Columbia, SC — As the University of South Carolina brings to a close the 50th anniversary commemoration of its desegregation, we reflect on how far it has come and how far we have to go. But we aren’t just giving this thoughtful consideration; we are taking action.
Today the University of South Carolina is home to a student population that is approximately 20 percent minority with an equal percentage of minority faculty members. INSIGHT Into Diversity magazine has recognized USC as one of the nation’s top universities for diversity and inclusion for the past two years.
This is certainly a sea change from 1963, when Robert G. Anderson, Henrie Monteith Treadwell and James L. Solomon Jr. stepped onto the USC-Columbia campus for the first time. We have made tremendous progress, and we can do better.
Our challenge is changing how people think about diversity. Diversity is not just about counting those of differing races, ethnicities, sexual orientation, socioeconomic status and religions on campus. It is also about sustaining a campus climate or culture where everyone feels that they are welcomed, respected, supported and valued.
In 1990, USC adopted the Carolinian Creed as its social honor code. This eloquent document speaks to what we value as a university while providing a vision that commits us to reaching beyond tolerance to inclusion. In part it says:
“I will discourage bigotry, while striving to learn from differences in people, ideas and opinions; I will demonstrate concern for others, their feelings, and their need for conditions which support their work and development.”
This is at the heart of what our university represents and what we should strive for in every interaction on campus. And this common understanding and respect for all students is becoming increasingly important as the nation’s demographics change.
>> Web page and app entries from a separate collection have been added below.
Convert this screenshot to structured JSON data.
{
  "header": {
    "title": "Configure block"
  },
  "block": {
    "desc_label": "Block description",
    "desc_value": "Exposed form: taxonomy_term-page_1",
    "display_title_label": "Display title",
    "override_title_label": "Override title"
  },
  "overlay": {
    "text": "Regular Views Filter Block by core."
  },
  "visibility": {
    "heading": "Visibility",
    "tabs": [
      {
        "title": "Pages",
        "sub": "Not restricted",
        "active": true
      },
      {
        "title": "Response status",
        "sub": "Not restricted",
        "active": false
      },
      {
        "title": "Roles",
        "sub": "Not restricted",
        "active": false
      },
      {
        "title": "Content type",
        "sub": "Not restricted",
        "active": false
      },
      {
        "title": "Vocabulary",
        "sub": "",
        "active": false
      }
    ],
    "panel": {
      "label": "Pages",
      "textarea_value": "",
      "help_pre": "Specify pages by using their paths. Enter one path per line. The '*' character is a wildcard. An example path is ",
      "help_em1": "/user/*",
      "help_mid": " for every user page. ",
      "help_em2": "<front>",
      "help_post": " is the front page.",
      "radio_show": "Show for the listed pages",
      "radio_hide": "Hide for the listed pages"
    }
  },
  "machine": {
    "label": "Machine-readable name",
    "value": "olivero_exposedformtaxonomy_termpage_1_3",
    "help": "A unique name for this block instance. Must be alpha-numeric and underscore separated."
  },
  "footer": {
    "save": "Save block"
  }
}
According to a January article in The Chronicle of Higher Education, colleges and universities must prepare for what will be dramatic demographic shifts in our country. Half of the nation’s children younger than age 5 are minorities. There are also fewer children, with only 95 4-year-olds for every 100 18-year-olds today. As these trends shift, family income also is shrinking.
How will the University of South Carolina adapt to the student population of tomorrow? That is a real challenge and a real opportunity for us to reassess our vision for the future.
We already are implementing programs that will make the university more accessible to all students.
The Gamecock Guarantee and Opportunity Scholars program provides financial and academic support to students who are the first in their family to attend college and come from the lower end of the socioeconomic spectrum.
Gamecock Gateway is helping students get a firm foundation at Midlands Tech before they matriculate to earn their degree from USC.
Palmetto College offers a high-quality USC degree on regional campuses and online to students who are place-bound due to family or work obligations.
And the Carolina Completion Initiative aimed at helping Pell grant recipients graduate at higher rates earned White House recognition. These programs are a good start.
We can look to the three students who integrated our campus 50 years ago for inspiration. They knew that change was hard, but they were willing to take the first step. We must follow in their footsteps and continue their journey so that everyone has a role to play, no matter their unique life experiences. There is work to be done, and we are well on our way.
As we close this year of commemoration, we invite you to join us for the finale at 7:30 p.m. on Saturday at the Koger Center. USC will present Our Journey Forward, a free evening of music and dance and recognition of the students who set us on this journey.
This is a chance to remember our past, celebrate our progress and share our future. Come be a part of this next step in our journey.